• [Your instructions]:
Pictures are to be left out, and the rest of the records reproduced exactly.

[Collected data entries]
-=-=-

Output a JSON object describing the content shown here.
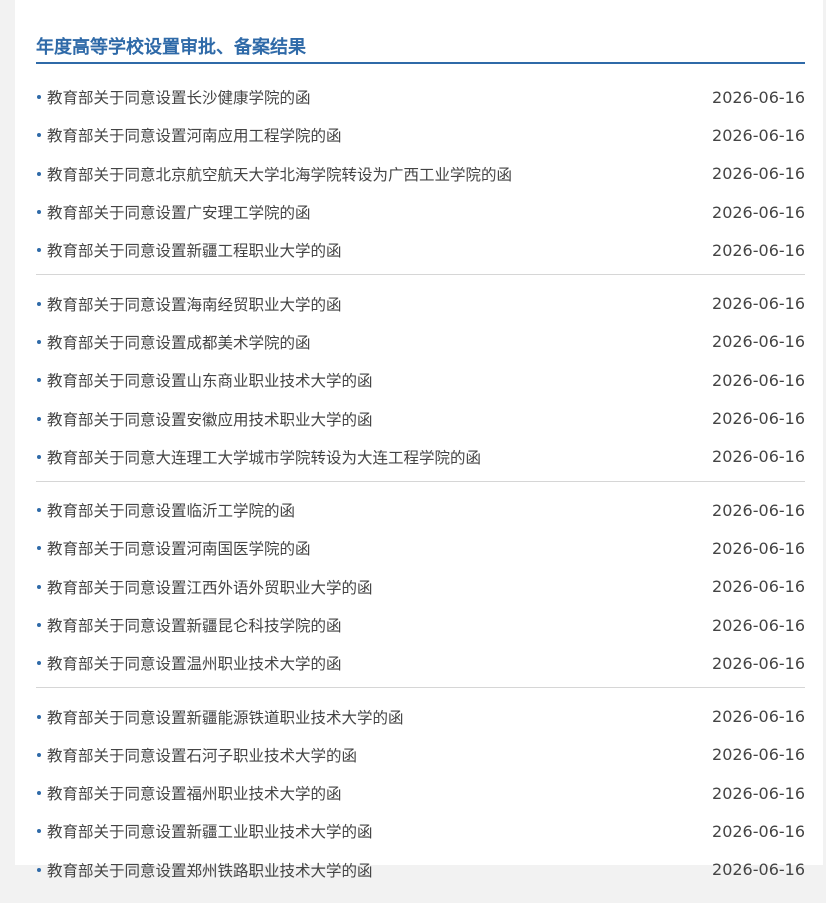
{
  "section": {
    "title": "年度高等学校设置审批、备案结果"
  },
  "groups": [
    [
      {
        "title": "教育部关于同意设置长沙健康学院的函",
        "date": "2026-06-16"
      },
      {
        "title": "教育部关于同意设置河南应用工程学院的函",
        "date": "2026-06-16"
      },
      {
        "title": "教育部关于同意北京航空航天大学北海学院转设为广西工业学院的函",
        "date": "2026-06-16"
      },
      {
        "title": "教育部关于同意设置广安理工学院的函",
        "date": "2026-06-16"
      },
      {
        "title": "教育部关于同意设置新疆工程职业大学的函",
        "date": "2026-06-16"
      }
    ],
    [
      {
        "title": "教育部关于同意设置海南经贸职业大学的函",
        "date": "2026-06-16"
      },
      {
        "title": "教育部关于同意设置成都美术学院的函",
        "date": "2026-06-16"
      },
      {
        "title": "教育部关于同意设置山东商业职业技术大学的函",
        "date": "2026-06-16"
      },
      {
        "title": "教育部关于同意设置安徽应用技术职业大学的函",
        "date": "2026-06-16"
      },
      {
        "title": "教育部关于同意大连理工大学城市学院转设为大连工程学院的函",
        "date": "2026-06-16"
      }
    ],
    [
      {
        "title": "教育部关于同意设置临沂工学院的函",
        "date": "2026-06-16"
      },
      {
        "title": "教育部关于同意设置河南国医学院的函",
        "date": "2026-06-16"
      },
      {
        "title": "教育部关于同意设置江西外语外贸职业大学的函",
        "date": "2026-06-16"
      },
      {
        "title": "教育部关于同意设置新疆昆仑科技学院的函",
        "date": "2026-06-16"
      },
      {
        "title": "教育部关于同意设置温州职业技术大学的函",
        "date": "2026-06-16"
      }
    ],
    [
      {
        "title": "教育部关于同意设置新疆能源铁道职业技术大学的函",
        "date": "2026-06-16"
      },
      {
        "title": "教育部关于同意设置石河子职业技术大学的函",
        "date": "2026-06-16"
      },
      {
        "title": "教育部关于同意设置福州职业技术大学的函",
        "date": "2026-06-16"
      },
      {
        "title": "教育部关于同意设置新疆工业职业技术大学的函",
        "date": "2026-06-16"
      },
      {
        "title": "教育部关于同意设置郑州铁路职业技术大学的函",
        "date": "2026-06-16"
      }
    ]
  ],
  "colors": {
    "accent": "#2f6aa8",
    "text": "#444444",
    "divider": "#d6d6d6",
    "background": "#f2f2f2"
  },
  "icons": {
    "bullet": "bullet-dot-icon"
  }
}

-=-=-

• [Reply to the task]:
Output a JSON object describing the content shown here.
{
  "section": {
    "title": "年度高等学校设置审批、备案结果"
  },
  "groups": [
    [
      {
        "title": "教育部关于同意设置长沙健康学院的函",
        "date": "2026-06-16"
      },
      {
        "title": "教育部关于同意设置河南应用工程学院的函",
        "date": "2026-06-16"
      },
      {
        "title": "教育部关于同意北京航空航天大学北海学院转设为广西工业学院的函",
        "date": "2026-06-16"
      },
      {
        "title": "教育部关于同意设置广安理工学院的函",
        "date": "2026-06-16"
      },
      {
        "title": "教育部关于同意设置新疆工程职业大学的函",
        "date": "2026-06-16"
      }
    ],
    [
      {
        "title": "教育部关于同意设置海南经贸职业大学的函",
        "date": "2026-06-16"
      },
      {
        "title": "教育部关于同意设置成都美术学院的函",
        "date": "2026-06-16"
      },
      {
        "title": "教育部关于同意设置山东商业职业技术大学的函",
        "date": "2026-06-16"
      },
      {
        "title": "教育部关于同意设置安徽应用技术职业大学的函",
        "date": "2026-06-16"
      },
      {
        "title": "教育部关于同意大连理工大学城市学院转设为大连工程学院的函",
        "date": "2026-06-16"
      }
    ],
    [
      {
        "title": "教育部关于同意设置临沂工学院的函",
        "date": "2026-06-16"
      },
      {
        "title": "教育部关于同意设置河南国医学院的函",
        "date": "2026-06-16"
      },
      {
        "title": "教育部关于同意设置江西外语外贸职业大学的函",
        "date": "2026-06-16"
      },
      {
        "title": "教育部关于同意设置新疆昆仑科技学院的函",
        "date": "2026-06-16"
      },
      {
        "title": "教育部关于同意设置温州职业技术大学的函",
        "date": "2026-06-16"
      }
    ],
    [
      {
        "title": "教育部关于同意设置新疆能源铁道职业技术大学的函",
        "date": "2026-06-16"
      },
      {
        "title": "教育部关于同意设置石河子职业技术大学的函",
        "date": "2026-06-16"
      },
      {
        "title": "教育部关于同意设置福州职业技术大学的函",
        "date": "2026-06-16"
      },
      {
        "title": "教育部关于同意设置新疆工业职业技术大学的函",
        "date": "2026-06-16"
      },
      {
        "title": "教育部关于同意设置郑州铁路职业技术大学的函",
        "date": "2026-06-16"
      }
    ]
  ],
  "colors": {
    "accent": "#2f6aa8",
    "text": "#444444",
    "divider": "#d6d6d6",
    "background": "#f2f2f2"
  },
  "icons": {
    "bullet": "bullet-dot-icon"
  }
}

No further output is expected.